=== Begin Enclosure ===

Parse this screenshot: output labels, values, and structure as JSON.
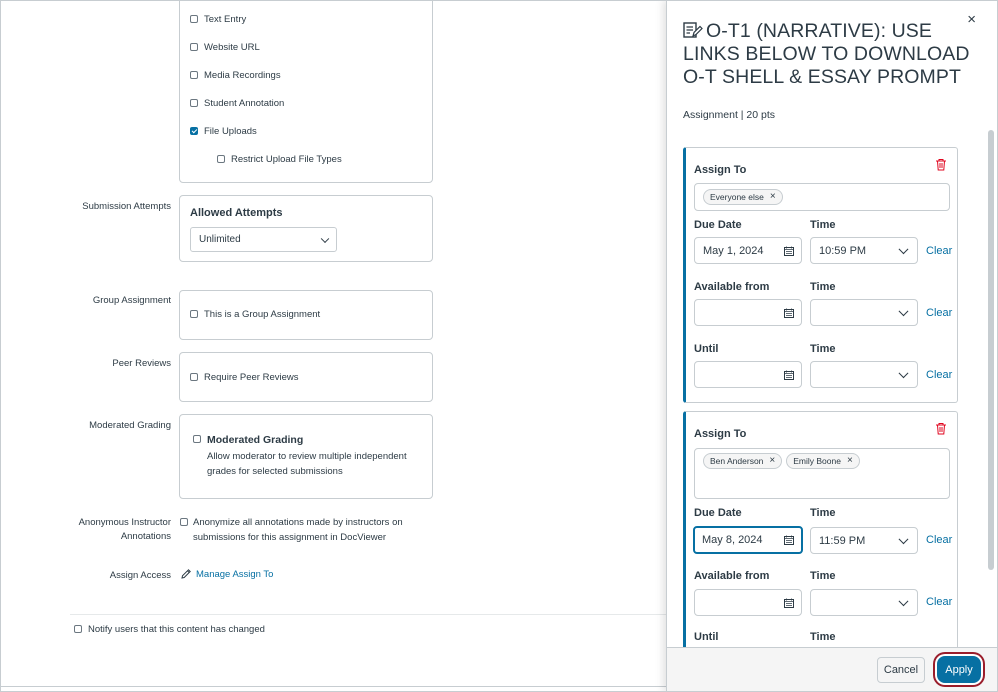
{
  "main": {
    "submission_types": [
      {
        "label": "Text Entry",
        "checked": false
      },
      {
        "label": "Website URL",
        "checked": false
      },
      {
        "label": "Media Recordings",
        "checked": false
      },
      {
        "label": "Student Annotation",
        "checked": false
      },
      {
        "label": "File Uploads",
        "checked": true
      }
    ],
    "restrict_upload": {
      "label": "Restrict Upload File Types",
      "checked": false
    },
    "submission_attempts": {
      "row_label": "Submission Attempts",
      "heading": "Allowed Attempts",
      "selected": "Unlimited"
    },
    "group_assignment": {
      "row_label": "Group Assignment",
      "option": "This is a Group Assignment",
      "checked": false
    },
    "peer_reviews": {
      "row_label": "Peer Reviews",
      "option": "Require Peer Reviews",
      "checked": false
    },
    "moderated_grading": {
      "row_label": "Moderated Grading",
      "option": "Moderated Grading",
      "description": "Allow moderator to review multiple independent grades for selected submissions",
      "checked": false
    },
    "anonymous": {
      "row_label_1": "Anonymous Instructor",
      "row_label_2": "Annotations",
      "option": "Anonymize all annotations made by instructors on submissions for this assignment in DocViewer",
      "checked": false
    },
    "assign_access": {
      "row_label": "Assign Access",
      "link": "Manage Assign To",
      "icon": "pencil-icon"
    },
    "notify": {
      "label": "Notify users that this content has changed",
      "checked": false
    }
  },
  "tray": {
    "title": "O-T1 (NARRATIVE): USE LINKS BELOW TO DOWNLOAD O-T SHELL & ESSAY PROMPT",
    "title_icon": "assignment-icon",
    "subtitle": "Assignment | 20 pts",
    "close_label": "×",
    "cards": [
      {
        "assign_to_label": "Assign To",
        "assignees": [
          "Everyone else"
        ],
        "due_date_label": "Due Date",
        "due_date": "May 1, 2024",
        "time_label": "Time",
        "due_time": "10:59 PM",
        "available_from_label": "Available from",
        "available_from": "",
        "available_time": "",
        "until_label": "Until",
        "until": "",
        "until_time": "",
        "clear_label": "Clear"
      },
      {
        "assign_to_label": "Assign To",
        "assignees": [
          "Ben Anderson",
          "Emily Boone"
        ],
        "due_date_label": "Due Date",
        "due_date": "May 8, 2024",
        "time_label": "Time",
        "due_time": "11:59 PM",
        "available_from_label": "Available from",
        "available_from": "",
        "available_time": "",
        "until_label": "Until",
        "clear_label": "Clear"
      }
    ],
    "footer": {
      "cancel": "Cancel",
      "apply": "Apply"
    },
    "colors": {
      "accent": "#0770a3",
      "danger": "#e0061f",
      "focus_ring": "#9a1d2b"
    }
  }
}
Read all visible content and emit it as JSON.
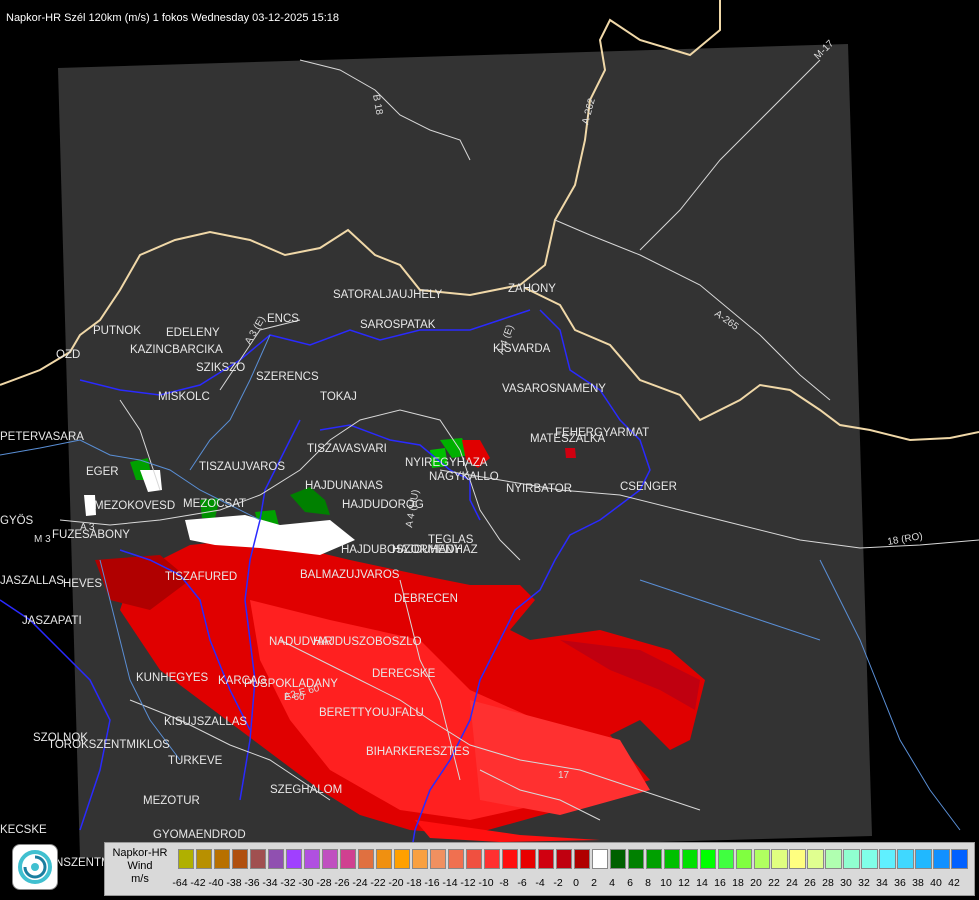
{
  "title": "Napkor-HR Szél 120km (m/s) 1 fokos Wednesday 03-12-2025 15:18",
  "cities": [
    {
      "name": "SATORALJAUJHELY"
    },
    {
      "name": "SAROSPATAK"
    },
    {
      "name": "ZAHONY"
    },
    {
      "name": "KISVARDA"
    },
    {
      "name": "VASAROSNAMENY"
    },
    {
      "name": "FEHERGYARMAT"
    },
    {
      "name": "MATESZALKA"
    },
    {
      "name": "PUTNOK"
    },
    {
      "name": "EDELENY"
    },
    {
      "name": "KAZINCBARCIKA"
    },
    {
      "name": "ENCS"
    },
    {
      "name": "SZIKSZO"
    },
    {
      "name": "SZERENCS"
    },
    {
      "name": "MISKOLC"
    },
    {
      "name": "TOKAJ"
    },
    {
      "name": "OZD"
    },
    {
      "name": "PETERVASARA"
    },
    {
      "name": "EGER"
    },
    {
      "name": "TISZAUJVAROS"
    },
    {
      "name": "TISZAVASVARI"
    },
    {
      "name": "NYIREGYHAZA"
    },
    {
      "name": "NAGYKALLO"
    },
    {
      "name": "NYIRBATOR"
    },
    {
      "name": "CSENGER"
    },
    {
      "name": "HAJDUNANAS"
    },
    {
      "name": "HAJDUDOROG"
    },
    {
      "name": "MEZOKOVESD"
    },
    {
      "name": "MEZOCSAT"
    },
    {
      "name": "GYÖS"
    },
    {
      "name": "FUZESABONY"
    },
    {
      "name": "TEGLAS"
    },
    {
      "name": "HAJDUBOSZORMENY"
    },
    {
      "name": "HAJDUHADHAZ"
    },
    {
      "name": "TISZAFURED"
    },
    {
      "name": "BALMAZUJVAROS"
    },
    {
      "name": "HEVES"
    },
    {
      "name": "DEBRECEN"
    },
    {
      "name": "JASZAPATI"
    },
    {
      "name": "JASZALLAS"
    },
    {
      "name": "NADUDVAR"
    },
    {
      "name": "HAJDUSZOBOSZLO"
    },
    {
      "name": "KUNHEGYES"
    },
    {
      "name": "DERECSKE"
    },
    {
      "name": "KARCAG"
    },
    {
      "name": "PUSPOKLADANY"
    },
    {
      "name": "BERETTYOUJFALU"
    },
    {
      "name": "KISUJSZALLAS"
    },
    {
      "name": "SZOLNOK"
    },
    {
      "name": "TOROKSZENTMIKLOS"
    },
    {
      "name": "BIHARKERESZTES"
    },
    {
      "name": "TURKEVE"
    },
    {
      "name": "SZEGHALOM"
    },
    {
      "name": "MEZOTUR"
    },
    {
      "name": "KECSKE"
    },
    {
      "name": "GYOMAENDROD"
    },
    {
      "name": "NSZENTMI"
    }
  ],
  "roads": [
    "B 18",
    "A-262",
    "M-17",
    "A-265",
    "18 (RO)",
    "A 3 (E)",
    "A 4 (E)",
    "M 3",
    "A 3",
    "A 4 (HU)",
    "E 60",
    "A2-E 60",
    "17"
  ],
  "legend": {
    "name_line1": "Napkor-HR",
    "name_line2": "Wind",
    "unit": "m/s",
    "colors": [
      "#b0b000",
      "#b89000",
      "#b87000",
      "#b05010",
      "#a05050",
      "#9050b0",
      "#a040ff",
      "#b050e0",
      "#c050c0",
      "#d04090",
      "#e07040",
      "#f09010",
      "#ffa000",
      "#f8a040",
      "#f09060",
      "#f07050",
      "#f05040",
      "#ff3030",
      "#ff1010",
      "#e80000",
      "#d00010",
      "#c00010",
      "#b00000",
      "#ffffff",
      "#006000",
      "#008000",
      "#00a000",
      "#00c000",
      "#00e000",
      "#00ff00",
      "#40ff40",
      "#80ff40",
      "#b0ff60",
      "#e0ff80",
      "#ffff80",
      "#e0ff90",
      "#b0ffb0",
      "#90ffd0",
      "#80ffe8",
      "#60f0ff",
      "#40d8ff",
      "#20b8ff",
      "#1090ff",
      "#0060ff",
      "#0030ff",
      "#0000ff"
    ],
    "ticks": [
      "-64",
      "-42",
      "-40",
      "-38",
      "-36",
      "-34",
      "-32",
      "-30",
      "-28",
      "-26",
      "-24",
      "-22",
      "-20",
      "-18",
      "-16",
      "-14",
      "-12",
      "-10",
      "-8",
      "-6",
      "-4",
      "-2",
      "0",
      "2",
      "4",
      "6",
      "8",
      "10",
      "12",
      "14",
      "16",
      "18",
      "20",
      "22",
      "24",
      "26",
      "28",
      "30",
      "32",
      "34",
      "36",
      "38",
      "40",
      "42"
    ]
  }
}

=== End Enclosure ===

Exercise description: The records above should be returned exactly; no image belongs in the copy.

Response for this exercise:
Parse this screenshot: output labels, values, and structure as JSON.
{
  "main": {
    "submission_types": [
      {
        "label": "Text Entry",
        "checked": false
      },
      {
        "label": "Website URL",
        "checked": false
      },
      {
        "label": "Media Recordings",
        "checked": false
      },
      {
        "label": "Student Annotation",
        "checked": false
      },
      {
        "label": "File Uploads",
        "checked": true
      }
    ],
    "restrict_upload": {
      "label": "Restrict Upload File Types",
      "checked": false
    },
    "submission_attempts": {
      "row_label": "Submission Attempts",
      "heading": "Allowed Attempts",
      "selected": "Unlimited"
    },
    "group_assignment": {
      "row_label": "Group Assignment",
      "option": "This is a Group Assignment",
      "checked": false
    },
    "peer_reviews": {
      "row_label": "Peer Reviews",
      "option": "Require Peer Reviews",
      "checked": false
    },
    "moderated_grading": {
      "row_label": "Moderated Grading",
      "option": "Moderated Grading",
      "description": "Allow moderator to review multiple independent grades for selected submissions",
      "checked": false
    },
    "anonymous": {
      "row_label_1": "Anonymous Instructor",
      "row_label_2": "Annotations",
      "option": "Anonymize all annotations made by instructors on submissions for this assignment in DocViewer",
      "checked": false
    },
    "assign_access": {
      "row_label": "Assign Access",
      "link": "Manage Assign To",
      "icon": "pencil-icon"
    },
    "notify": {
      "label": "Notify users that this content has changed",
      "checked": false
    }
  },
  "tray": {
    "title": "O-T1 (NARRATIVE): USE LINKS BELOW TO DOWNLOAD O-T SHELL & ESSAY PROMPT",
    "title_icon": "assignment-icon",
    "subtitle": "Assignment | 20 pts",
    "close_label": "×",
    "cards": [
      {
        "assign_to_label": "Assign To",
        "assignees": [
          "Everyone else"
        ],
        "due_date_label": "Due Date",
        "due_date": "May 1, 2024",
        "time_label": "Time",
        "due_time": "10:59 PM",
        "available_from_label": "Available from",
        "available_from": "",
        "available_time": "",
        "until_label": "Until",
        "until": "",
        "until_time": "",
        "clear_label": "Clear"
      },
      {
        "assign_to_label": "Assign To",
        "assignees": [
          "Ben Anderson",
          "Emily Boone"
        ],
        "due_date_label": "Due Date",
        "due_date": "May 8, 2024",
        "time_label": "Time",
        "due_time": "11:59 PM",
        "available_from_label": "Available from",
        "available_from": "",
        "available_time": "",
        "until_label": "Until",
        "clear_label": "Clear"
      }
    ],
    "footer": {
      "cancel": "Cancel",
      "apply": "Apply"
    },
    "colors": {
      "accent": "#0770a3",
      "danger": "#e0061f",
      "focus_ring": "#9a1d2b"
    }
  }
}
Read all visible content and emit it as JSON.
{
  "title": "Napkor-HR Szél 120km (m/s) 1 fokos Wednesday 03-12-2025 15:18",
  "cities": [
    {
      "name": "SATORALJAUJHELY"
    },
    {
      "name": "SAROSPATAK"
    },
    {
      "name": "ZAHONY"
    },
    {
      "name": "KISVARDA"
    },
    {
      "name": "VASAROSNAMENY"
    },
    {
      "name": "FEHERGYARMAT"
    },
    {
      "name": "MATESZALKA"
    },
    {
      "name": "PUTNOK"
    },
    {
      "name": "EDELENY"
    },
    {
      "name": "KAZINCBARCIKA"
    },
    {
      "name": "ENCS"
    },
    {
      "name": "SZIKSZO"
    },
    {
      "name": "SZERENCS"
    },
    {
      "name": "MISKOLC"
    },
    {
      "name": "TOKAJ"
    },
    {
      "name": "OZD"
    },
    {
      "name": "PETERVASARA"
    },
    {
      "name": "EGER"
    },
    {
      "name": "TISZAUJVAROS"
    },
    {
      "name": "TISZAVASVARI"
    },
    {
      "name": "NYIREGYHAZA"
    },
    {
      "name": "NAGYKALLO"
    },
    {
      "name": "NYIRBATOR"
    },
    {
      "name": "CSENGER"
    },
    {
      "name": "HAJDUNANAS"
    },
    {
      "name": "HAJDUDOROG"
    },
    {
      "name": "MEZOKOVESD"
    },
    {
      "name": "MEZOCSAT"
    },
    {
      "name": "GYÖS"
    },
    {
      "name": "FUZESABONY"
    },
    {
      "name": "TEGLAS"
    },
    {
      "name": "HAJDUBOSZORMENY"
    },
    {
      "name": "HAJDUHADHAZ"
    },
    {
      "name": "TISZAFURED"
    },
    {
      "name": "BALMAZUJVAROS"
    },
    {
      "name": "HEVES"
    },
    {
      "name": "DEBRECEN"
    },
    {
      "name": "JASZAPATI"
    },
    {
      "name": "JASZALLAS"
    },
    {
      "name": "NADUDVAR"
    },
    {
      "name": "HAJDUSZOBOSZLO"
    },
    {
      "name": "KUNHEGYES"
    },
    {
      "name": "DERECSKE"
    },
    {
      "name": "KARCAG"
    },
    {
      "name": "PUSPOKLADANY"
    },
    {
      "name": "BERETTYOUJFALU"
    },
    {
      "name": "KISUJSZALLAS"
    },
    {
      "name": "SZOLNOK"
    },
    {
      "name": "TOROKSZENTMIKLOS"
    },
    {
      "name": "BIHARKERESZTES"
    },
    {
      "name": "TURKEVE"
    },
    {
      "name": "SZEGHALOM"
    },
    {
      "name": "MEZOTUR"
    },
    {
      "name": "KECSKE"
    },
    {
      "name": "GYOMAENDROD"
    },
    {
      "name": "NSZENTMI"
    }
  ],
  "roads": [
    "B 18",
    "A-262",
    "M-17",
    "A-265",
    "18 (RO)",
    "A 3 (E)",
    "A 4 (E)",
    "M 3",
    "A 3",
    "A 4 (HU)",
    "E 60",
    "A2-E 60",
    "17"
  ],
  "legend": {
    "name_line1": "Napkor-HR",
    "name_line2": "Wind",
    "unit": "m/s",
    "colors": [
      "#b0b000",
      "#b89000",
      "#b87000",
      "#b05010",
      "#a05050",
      "#9050b0",
      "#a040ff",
      "#b050e0",
      "#c050c0",
      "#d04090",
      "#e07040",
      "#f09010",
      "#ffa000",
      "#f8a040",
      "#f09060",
      "#f07050",
      "#f05040",
      "#ff3030",
      "#ff1010",
      "#e80000",
      "#d00010",
      "#c00010",
      "#b00000",
      "#ffffff",
      "#006000",
      "#008000",
      "#00a000",
      "#00c000",
      "#00e000",
      "#00ff00",
      "#40ff40",
      "#80ff40",
      "#b0ff60",
      "#e0ff80",
      "#ffff80",
      "#e0ff90",
      "#b0ffb0",
      "#90ffd0",
      "#80ffe8",
      "#60f0ff",
      "#40d8ff",
      "#20b8ff",
      "#1090ff",
      "#0060ff",
      "#0030ff",
      "#0000ff"
    ],
    "ticks": [
      "-64",
      "-42",
      "-40",
      "-38",
      "-36",
      "-34",
      "-32",
      "-30",
      "-28",
      "-26",
      "-24",
      "-22",
      "-20",
      "-18",
      "-16",
      "-14",
      "-12",
      "-10",
      "-8",
      "-6",
      "-4",
      "-2",
      "0",
      "2",
      "4",
      "6",
      "8",
      "10",
      "12",
      "14",
      "16",
      "18",
      "20",
      "22",
      "24",
      "26",
      "28",
      "30",
      "32",
      "34",
      "36",
      "38",
      "40",
      "42"
    ]
  }
}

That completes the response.